Women are setting up community patrols to keep each other safe after the suspected murder of Sarah Everard
Local ‘community patrols’ are being set up to help women feel safer when out in public after the recent suspected kidnap and murder of Sarah Everard.
Amy Todd, a woman in London, set up the Peckham Patrols group in the wake of Sarah Everard’s disappearance, and after two instances of sexual harassment were reported in her local park.
The patrols will be made up of two or more people wearing high-visibility clothing, carrying torches and whistles. They will patrol the local area over several hours throughout the evening, handing out flyers.
‘Women shouldn’t be asked to change their behaviour’
Ms Todd told JPIMedia: “They are there to be visible - let people know that they can come to the park and there are people who will be looking out for them.”
Recent research from the UN found that 97 per cent of all young women in the UK have been sexually harassed at some point in their lives.
Coverage of Sarah Everard’s disappearance has sparked a wider conversation about a tendency to put the onus on women to take precautionary measures to avoid harassment or assault, rather than discussing the drivers of violence against women.
It was this broader discussion, as well as the recent cases of violence and abuse against women, which prompted Ms Todd to organise the community patrols.
“I don't believe we should ask women to change their behaviour to be able to walk where they live safely,” she explained.
“This is the alternative I came up with because, right now, it's all we can do with the little power we have as the community.
“How much you are asked to live within this appropriate bubble of behaviour - don't walk alone, ring a friend, and so on.”
“This was something I could do in a very small way that might make some impact. It's how I deal with trauma, I'm a do-er.”
Reclaim These Streets
Like the Reclaim These Streets vigils which are being organised across the UK to take place this Saturday (13 Mar), the Peckham Patrols group was inspired by Reclaim the Night protests which began in Leeds at the height of the Yorkshire Ripper killings.
Ms Todd also cited the so-called ‘Newham 8’ case, where a group of young men who had faced racial threats and violence in their community were arrested after defending themselves in Newham, London, in the 1980s.
Ms Todd said anyone who would like to help out with the patrols in her area should join the ‘Peckham Patrols’ Facebook group.
She said: “It’s no long term commitment, if people can help just once for an hour that is absolutely fine.”
But she also encouraged others to think about setting up similar patrols in their own area.
“I would say to someone else who wants to do this that the more direct action we take, the less the chance of women being abducted or sexually harassed,” she said.
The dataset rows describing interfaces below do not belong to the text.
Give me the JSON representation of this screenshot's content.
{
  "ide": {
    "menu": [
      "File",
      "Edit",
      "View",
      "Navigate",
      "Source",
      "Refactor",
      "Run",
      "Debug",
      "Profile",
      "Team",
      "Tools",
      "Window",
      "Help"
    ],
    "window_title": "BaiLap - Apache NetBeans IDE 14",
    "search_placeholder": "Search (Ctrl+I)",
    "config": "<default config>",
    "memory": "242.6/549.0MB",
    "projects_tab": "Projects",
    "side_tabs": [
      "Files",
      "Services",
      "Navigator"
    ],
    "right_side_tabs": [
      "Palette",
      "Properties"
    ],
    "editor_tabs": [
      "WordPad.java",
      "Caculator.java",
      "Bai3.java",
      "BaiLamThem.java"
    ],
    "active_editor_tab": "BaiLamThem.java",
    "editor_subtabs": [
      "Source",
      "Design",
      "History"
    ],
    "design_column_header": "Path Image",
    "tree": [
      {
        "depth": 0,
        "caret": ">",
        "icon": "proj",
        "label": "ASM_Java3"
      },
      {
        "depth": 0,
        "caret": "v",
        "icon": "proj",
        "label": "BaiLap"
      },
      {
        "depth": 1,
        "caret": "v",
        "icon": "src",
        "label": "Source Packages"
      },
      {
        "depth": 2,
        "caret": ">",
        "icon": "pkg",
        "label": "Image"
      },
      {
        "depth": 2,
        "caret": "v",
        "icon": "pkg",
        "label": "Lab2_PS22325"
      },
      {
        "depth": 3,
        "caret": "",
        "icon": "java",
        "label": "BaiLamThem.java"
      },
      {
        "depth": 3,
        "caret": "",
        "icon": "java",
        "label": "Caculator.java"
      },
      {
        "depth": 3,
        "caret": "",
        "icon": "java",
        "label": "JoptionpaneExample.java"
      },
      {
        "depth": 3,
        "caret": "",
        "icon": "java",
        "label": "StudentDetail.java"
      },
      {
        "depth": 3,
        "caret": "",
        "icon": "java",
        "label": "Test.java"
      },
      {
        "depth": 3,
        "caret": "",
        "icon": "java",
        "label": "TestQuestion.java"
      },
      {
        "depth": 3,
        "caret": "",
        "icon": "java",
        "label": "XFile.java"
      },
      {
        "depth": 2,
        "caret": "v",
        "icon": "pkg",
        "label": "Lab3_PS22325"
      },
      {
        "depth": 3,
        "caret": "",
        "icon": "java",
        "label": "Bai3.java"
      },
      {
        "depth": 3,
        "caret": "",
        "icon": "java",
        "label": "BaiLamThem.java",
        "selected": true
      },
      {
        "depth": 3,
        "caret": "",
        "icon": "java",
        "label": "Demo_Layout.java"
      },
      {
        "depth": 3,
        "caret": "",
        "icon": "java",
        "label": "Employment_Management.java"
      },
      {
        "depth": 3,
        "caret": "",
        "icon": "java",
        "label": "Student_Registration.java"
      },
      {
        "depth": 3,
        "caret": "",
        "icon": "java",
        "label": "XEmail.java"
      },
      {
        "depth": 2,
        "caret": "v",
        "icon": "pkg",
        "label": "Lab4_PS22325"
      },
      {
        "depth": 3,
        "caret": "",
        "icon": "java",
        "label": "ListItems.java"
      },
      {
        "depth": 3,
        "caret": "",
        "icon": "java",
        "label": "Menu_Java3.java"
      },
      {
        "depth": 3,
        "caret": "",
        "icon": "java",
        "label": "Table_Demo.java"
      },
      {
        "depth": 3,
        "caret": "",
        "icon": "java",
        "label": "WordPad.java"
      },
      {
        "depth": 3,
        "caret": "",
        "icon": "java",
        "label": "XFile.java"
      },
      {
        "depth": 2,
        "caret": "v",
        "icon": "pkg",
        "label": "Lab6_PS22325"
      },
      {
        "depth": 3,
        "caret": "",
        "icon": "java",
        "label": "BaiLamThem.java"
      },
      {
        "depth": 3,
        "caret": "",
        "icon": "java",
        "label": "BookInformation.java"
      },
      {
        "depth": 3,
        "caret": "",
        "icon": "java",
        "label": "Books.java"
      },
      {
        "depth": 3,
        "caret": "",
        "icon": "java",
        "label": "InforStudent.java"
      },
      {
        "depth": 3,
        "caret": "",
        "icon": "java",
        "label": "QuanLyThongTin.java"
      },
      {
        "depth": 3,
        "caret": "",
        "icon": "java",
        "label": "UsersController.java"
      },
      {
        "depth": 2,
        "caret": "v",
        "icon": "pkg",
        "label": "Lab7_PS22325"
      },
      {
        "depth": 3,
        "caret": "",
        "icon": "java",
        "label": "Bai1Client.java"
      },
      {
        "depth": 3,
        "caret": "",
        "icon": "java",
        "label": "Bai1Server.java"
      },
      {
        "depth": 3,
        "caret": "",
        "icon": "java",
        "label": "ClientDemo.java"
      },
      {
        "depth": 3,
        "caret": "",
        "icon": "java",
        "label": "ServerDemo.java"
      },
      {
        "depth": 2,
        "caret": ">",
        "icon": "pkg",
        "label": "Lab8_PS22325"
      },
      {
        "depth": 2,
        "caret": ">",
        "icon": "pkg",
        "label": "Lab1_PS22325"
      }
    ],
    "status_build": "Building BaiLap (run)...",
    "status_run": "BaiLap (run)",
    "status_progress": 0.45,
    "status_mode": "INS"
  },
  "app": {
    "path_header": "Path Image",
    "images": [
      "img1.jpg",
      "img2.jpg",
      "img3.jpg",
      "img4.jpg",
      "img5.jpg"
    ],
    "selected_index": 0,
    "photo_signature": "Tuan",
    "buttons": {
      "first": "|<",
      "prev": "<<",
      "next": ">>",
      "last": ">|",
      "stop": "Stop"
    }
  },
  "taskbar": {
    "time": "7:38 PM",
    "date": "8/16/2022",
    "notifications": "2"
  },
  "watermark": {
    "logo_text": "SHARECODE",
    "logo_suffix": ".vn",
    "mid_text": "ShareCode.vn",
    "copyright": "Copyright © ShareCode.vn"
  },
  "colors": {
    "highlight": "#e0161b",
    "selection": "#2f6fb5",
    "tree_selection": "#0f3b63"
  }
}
“It's going to be boring walking around the same park for hours - but it’s boring and nothing happens in part because you are there and people know that it is a safer space. And that’s a brilliant thing to be able to do to help your community.”